# The task:
Show every line of the data where the word "time" can be found.

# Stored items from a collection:
------------------------------------------------------------

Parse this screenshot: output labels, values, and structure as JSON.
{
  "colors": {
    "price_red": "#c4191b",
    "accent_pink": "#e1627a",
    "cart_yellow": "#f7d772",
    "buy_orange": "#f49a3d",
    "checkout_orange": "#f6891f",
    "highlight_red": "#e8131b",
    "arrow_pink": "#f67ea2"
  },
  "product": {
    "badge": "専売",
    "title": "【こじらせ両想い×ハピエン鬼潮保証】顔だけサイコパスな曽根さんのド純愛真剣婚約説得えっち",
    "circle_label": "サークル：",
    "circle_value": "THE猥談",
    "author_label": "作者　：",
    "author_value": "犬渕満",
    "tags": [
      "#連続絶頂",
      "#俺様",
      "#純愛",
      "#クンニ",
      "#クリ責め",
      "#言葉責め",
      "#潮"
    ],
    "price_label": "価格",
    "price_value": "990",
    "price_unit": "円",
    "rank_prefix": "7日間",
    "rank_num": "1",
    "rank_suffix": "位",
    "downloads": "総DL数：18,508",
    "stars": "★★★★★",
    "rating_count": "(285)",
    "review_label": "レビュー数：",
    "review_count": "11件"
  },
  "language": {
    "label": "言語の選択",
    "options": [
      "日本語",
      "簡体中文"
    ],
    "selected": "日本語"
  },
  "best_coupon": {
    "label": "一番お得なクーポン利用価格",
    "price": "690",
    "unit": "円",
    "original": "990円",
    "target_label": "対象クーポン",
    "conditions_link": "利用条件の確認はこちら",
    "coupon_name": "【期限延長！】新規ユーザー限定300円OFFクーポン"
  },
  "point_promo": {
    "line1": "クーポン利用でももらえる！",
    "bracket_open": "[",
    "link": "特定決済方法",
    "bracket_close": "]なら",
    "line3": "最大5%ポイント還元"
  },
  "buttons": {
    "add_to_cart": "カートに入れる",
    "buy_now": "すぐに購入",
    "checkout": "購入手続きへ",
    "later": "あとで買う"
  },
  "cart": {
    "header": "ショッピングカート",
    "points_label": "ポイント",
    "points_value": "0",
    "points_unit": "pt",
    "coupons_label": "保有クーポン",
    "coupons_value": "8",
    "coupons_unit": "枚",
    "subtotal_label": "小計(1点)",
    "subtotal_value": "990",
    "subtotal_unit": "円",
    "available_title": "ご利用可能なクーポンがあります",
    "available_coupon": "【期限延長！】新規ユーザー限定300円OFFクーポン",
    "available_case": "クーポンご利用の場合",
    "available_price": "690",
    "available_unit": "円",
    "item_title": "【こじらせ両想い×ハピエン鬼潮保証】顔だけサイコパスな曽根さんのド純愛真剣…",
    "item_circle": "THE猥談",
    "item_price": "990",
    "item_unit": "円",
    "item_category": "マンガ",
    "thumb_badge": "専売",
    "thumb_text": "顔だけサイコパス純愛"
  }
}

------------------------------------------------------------

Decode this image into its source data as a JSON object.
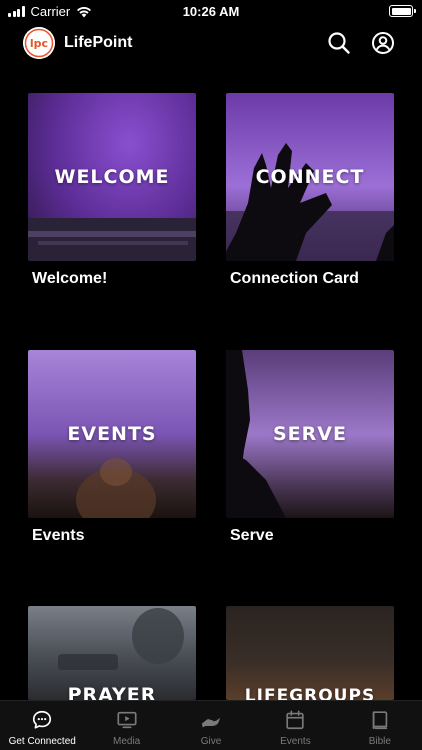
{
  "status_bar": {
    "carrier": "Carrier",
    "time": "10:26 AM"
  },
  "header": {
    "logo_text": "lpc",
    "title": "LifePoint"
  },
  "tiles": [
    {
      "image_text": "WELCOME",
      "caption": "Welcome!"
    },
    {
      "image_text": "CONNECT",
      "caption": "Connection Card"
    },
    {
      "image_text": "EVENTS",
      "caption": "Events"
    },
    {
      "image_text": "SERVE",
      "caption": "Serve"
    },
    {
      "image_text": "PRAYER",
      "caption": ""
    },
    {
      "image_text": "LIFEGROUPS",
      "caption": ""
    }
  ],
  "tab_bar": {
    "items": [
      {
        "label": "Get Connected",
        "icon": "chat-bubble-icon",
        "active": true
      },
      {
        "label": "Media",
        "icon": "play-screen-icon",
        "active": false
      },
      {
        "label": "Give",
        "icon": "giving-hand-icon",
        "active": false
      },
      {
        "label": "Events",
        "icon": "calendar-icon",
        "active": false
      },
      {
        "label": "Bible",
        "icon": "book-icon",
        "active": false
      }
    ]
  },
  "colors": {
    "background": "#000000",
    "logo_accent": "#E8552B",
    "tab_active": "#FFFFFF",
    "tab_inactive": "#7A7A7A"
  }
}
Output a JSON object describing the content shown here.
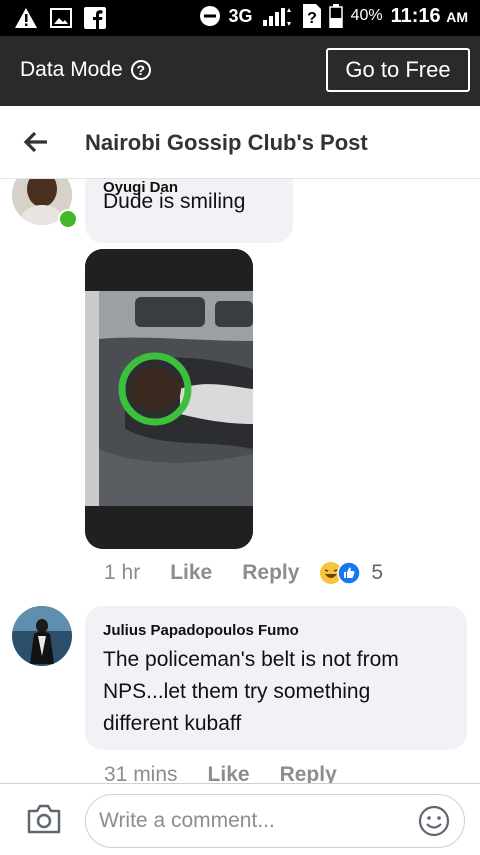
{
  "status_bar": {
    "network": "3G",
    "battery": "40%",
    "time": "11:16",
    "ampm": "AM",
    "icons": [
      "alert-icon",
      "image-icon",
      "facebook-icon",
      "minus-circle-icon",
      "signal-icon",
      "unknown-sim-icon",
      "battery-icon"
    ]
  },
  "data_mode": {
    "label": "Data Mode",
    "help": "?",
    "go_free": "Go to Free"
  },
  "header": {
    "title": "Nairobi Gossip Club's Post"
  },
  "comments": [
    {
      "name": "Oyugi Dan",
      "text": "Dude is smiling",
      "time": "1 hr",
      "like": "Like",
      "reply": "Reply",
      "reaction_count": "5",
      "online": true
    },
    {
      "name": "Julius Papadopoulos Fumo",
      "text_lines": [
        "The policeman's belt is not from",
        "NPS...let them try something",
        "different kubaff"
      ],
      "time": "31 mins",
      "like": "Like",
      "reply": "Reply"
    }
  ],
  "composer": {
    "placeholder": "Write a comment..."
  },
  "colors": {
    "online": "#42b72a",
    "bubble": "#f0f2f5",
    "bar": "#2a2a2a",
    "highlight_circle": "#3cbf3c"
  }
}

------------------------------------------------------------

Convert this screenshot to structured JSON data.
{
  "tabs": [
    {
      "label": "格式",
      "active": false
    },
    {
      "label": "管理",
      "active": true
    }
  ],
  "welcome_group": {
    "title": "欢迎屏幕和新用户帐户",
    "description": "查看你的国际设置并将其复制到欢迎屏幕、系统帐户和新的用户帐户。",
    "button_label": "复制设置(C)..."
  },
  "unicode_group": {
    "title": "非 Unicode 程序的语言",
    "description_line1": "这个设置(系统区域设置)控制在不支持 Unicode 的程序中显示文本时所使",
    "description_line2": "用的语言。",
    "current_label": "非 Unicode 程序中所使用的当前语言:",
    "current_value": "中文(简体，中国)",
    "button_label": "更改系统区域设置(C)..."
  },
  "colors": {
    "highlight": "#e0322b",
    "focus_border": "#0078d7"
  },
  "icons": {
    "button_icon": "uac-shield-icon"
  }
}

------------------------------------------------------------

# Output below:
    "time": "10:26 AM"
    "time": "11:16",
      "time": "1 hr",
      "time": "31 mins",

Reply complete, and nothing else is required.